(Amazon Vine Copy)
Zeke Pappas is on a mission - to compile a list of what makes Americans unhappy. Which is perfect, because he works at the Great Midwestern Humanities Initiative. Aside from having a pretty sweet job Zeke plays father figure to his twin orphan nieces and roommate to his elderly mother. When his mother has a change of heart Zeke needs to find a wife before everything he knows is taken from him.
My American Unhappiness sounds interesting, right? What with interviews of the general population and a man interested in compiling a list of their woes? Only it's not. The actual Unhappiness Project takes up a pitifully small portion of the book. Everything else is Zeke Pappas being....Zeke. This is truly a case of an unlikable protagonist ruining what could be a good book. The problem is that Zeke doesn't understand his life. He thinks everything is perfect, that he'll find love one day and that his ability to predict strangers Starbucks orders is endearing. When his life starts to fall apart he thinks he takes it in stride, but in reality he is crying in his office (which he denies) and proposing to near strangers after a first date. Maybe if My American Unhappiness had been marketed as a man unknowingly coping with some form of mental illness Zeke would be easier to stomach, and truly I tried, but his outbursts and routines broke me down.

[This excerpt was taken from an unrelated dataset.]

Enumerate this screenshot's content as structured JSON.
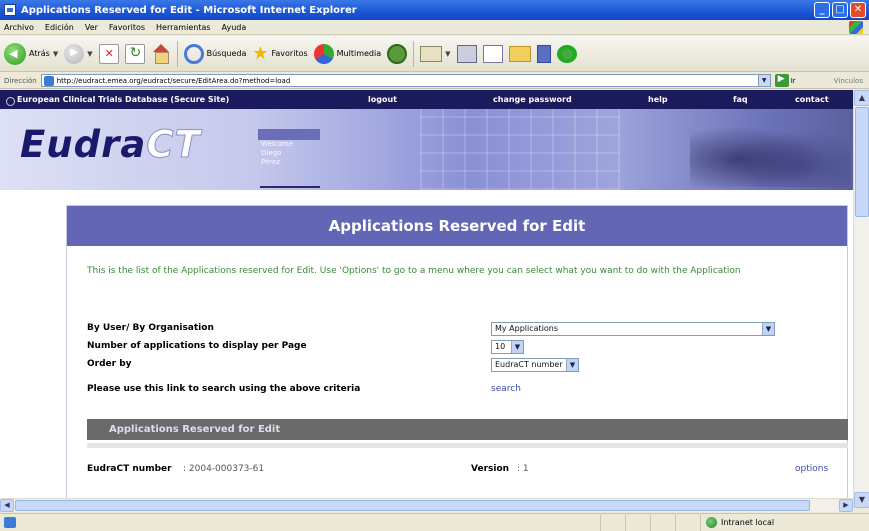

While I didn't love the majority of Unhappiness there were a few things that stood out as brilliant. The Unhappiness Project is really interesting. I almost wish the entire book was just interviews with people talking about what makes them unhappy. Really, anything from technology to lack of sleep makes the list. The other thing I love was how well the Midwest was represented by Bakopoulos. Having grown up in Michigan (in Livonia, the city Zeke visits at the end!) and going to school in Illinois I really connected with the Madison setting and the general feeling these often overlooked areas can create. Truthfully, I finished this book because I loved how distinct each place, Madison, Ann Arbor, Chicago, came across.
Definitely not my favorite read of the year, but I'd lay a majority of the blame on the blurb being woefully incorrect and Zeke being a irritating pansy.